If you want to offer your dog simple, fresh pumpkin, bake it first until it is mushy. Before serving, take out the pumpkin seeds and let the dish cool. You may eat canned pumpkin puree straight out of the can, and you can use this simple method to make your own pumpkin puree. But let’s face it—for your furry child, you’ll probably want to turn the volume up a notch. Using items you may purchase at the grocery store or already have at home, Dr. Sievert provided us the following recipe for homemade pumpkin treats:
- 2.5 cups oat or whole wheat flour
- 2 eggs
- 3/4 cup pureed pumpkin
- 3 teaspoons of almond or peanut butter
All of these ingredients should be melted in the oven, combined, formed into little cookies, and then baked for 30 minutes at 180F.
Save the Seeds
Oils found in pumpkin seeds are excellent for your dog’s urinary system and may aid with canine incontinence. Ask your vet if adding pumpkin seeds to your dog’s diet can support urinary health if your dog urinates a little bit too much. Omega 3 fatty acids, which have anti-inflammatory characteristics and may aid in kidney stone removal, are also abundant in the seeds.
It’s crucial to properly prepare pumpkin seeds if you decide to feed your dog.
- In general, veterinarians advise using raw, organic, unsalted pumpkin seeds that have first been roasted, peeled, and ground.
- It can be risky to give your dog only plain, uncooked pumpkin seeds because they spoil quickly. Your pumpkin seeds’ shelf life can be extended by a month by cleaning and roasting them for about an hour at 350°F. This will also enhance their flavor.
- To reduce the chance of choking, ground the roasted pumpkin seeds before putting them in your dog’s food.
- Any leftover pumpkin seeds should be packed in bags to keep them fresh.
How to Store Pumpkin for Your Dog
Most likely, you have some pumpkin left over. No issue! Here’s how to store your surplus supplies:
- Pumpkin puree can be frozen; if you want to turn it into frozen desserts, freeze it in an ice cube tray to get individual servings.
- Put the remaining pumpkin in an airtight container and keep it chilled if you plan to use it fairly soon.

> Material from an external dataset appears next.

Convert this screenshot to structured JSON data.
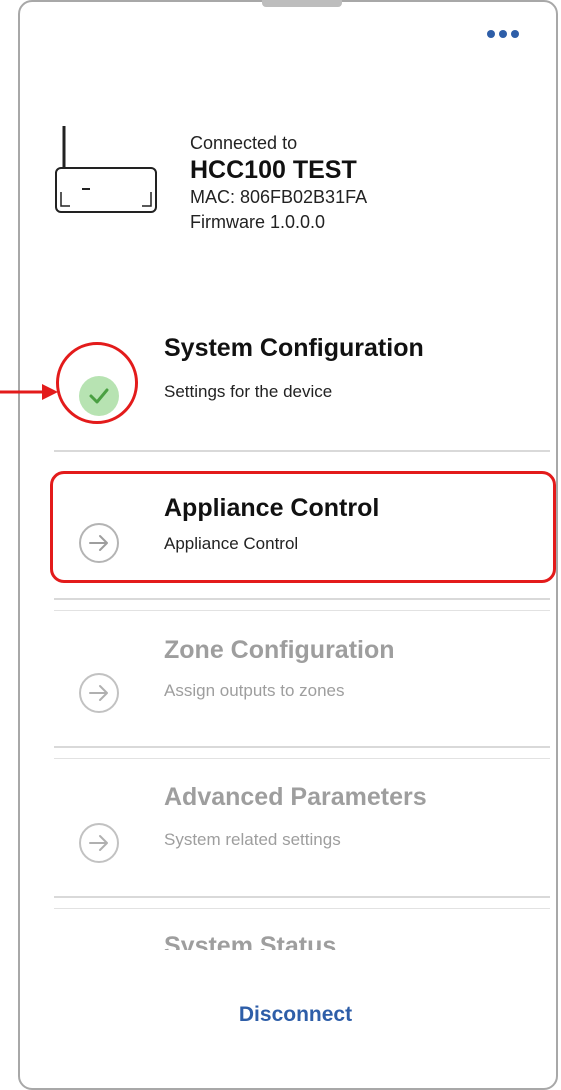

Of course, at Pumpkin, we have a strong preference for pumpkin. Make an appointment with your veterinarian if you are unsure whether pumpkin is suitable for your pet or if your dog is experiencing digestive problems that pumpkin cannot resolve, particularly because Pumpkin pet insurance covers diagnosis and treatment for some digestive ailments.